And now we read that it proposes “to campaign more aggressively for action against climate change”. It even has the effrontery to suggest that it is putting its 350,000 members “in the front line of the fight against climate change”. I’m one of those 350,000 members, and I absolutely reject and repudiate its position. Dame Helen Ghosh, the Director General of the NT, says “All the evidence we have at the trust shows that the biggest threat we face is to biodiversity and wildlife”. It is not clear to me, as an NT member, how their duty to preserve heritage properties and landscape can be primarily concerned with wildlife and biodiversity (in many Trust properties, wildlife is part of the threat, from bat-poo to beetles). Nor is it clear that loss of biodiversity is primarily about climate — others might point the finger at galloping urbanisation and development, population pressure, and intensive farming practices.
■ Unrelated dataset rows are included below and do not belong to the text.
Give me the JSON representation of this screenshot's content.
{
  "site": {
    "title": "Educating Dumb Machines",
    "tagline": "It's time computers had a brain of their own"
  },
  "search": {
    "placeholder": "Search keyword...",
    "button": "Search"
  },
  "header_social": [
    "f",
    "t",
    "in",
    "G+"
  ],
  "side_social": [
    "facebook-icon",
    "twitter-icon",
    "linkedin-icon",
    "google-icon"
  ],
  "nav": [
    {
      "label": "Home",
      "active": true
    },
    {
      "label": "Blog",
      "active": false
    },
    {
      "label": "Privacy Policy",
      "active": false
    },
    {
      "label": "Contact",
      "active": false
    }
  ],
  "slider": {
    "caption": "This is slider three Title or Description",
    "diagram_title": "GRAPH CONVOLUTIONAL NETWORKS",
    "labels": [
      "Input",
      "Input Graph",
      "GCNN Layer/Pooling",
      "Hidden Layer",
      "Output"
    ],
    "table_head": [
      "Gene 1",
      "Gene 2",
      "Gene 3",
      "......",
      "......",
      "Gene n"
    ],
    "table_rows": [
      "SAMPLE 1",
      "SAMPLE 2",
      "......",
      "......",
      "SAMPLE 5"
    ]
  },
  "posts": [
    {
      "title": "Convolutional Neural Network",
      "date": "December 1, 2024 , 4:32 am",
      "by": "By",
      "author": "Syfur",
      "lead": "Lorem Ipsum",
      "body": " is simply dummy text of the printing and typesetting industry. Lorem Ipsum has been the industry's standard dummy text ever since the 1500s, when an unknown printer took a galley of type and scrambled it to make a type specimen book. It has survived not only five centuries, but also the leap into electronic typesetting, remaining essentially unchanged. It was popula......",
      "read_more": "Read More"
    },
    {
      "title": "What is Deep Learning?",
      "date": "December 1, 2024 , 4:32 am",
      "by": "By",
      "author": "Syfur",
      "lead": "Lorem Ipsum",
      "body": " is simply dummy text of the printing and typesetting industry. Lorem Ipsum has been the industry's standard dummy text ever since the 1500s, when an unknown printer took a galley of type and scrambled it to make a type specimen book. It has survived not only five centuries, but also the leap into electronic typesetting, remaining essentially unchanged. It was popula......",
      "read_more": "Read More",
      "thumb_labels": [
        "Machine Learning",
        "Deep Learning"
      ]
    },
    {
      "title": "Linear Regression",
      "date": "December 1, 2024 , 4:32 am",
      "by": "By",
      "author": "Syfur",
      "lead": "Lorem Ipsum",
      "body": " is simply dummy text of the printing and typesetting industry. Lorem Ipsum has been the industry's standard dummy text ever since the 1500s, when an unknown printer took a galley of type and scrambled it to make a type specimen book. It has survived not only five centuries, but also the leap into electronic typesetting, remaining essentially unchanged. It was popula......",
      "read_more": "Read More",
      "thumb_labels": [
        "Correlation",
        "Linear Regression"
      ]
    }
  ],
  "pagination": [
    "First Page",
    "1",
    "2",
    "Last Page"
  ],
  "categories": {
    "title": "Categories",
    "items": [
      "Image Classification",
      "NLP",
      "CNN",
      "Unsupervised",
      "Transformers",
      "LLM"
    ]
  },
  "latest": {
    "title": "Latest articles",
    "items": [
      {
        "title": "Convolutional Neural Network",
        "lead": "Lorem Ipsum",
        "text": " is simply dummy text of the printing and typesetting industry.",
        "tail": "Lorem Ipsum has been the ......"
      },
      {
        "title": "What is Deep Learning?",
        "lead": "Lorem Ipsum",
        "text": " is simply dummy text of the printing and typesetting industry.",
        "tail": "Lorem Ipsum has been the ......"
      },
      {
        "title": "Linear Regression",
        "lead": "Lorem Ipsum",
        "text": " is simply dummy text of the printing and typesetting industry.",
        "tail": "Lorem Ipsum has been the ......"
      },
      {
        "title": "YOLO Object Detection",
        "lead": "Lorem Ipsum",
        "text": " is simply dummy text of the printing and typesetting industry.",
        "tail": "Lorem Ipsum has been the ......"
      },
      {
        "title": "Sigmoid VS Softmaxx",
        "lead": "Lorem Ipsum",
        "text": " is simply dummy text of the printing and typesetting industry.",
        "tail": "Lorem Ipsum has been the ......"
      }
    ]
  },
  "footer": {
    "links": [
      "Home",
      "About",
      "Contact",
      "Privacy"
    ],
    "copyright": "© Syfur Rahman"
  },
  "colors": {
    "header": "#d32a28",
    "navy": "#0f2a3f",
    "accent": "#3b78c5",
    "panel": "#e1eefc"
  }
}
Dame Helen needs to recall that the recent slight warming (which no sane person denies) is entirely consistent with similar cycles in history — the Mediæval Warm Period, the Roman Optimum, the Minoan Optimum, the Holocene Maxima. Biodiversity (and polar bears) survived those natural, cyclical events perfectly well, and will do again.
But Dame Helen’s big beef is coastal erosion, which is obviously due to climate change — isn’t it? Isn’t the sea level rising?
Yes. The sea level is rising — very slowly. At the beginning of the current Interglacial, ten to twelve thousand years ago, sea level rose very rapidly indeed, driven by ice melt. It inundated much of the North Sea area, which had previously been dry land with a significant early human population. It created the English Channel (which some might consider a very positive development). And the rate of sea level rise has been slowing ever since, so that today it is close to zero.
Coastal erosion has not been uniquely a feature of the post-Industrial Revolution period. Perhaps the most significant example on the East Coast in the last thousand years was the prosperous port town of Dunwich in Suffolk, which largely disappeared in the thirteenth century, half a millennium before the industrial revolution, and seven hundred years before four-by-fours started emitting CO2.
The apparent sea level rise in Eastern England (including the Thames barrier and the possible risk to London) is not so much about sea level rise — more about tectonic plate movement. England, and especially Eastern England, is slowly sinking, while Scotland seems to be rising (Sorry, Alex Salmond, we’re talking geology, not politics).
Further from home, the periodic flooding in Bangladesh is often quoted as evidence of the damage from “man-made climate change”. But in fact the Indian tectonic plate (including Bangladesh on its eastern margin) is being subducted under the Burma platelet, which seems to be the key problem. Not so much sea level rising as tectonic plate dropping.
My advice to Dame Helen: don’t listen to the Just-So stories from the green lobby. The world is much more complicated than that. Oh, and please stick to your core mission, rather than trying to dragoon your membership into backing policies that many of them find naïve and dangerous.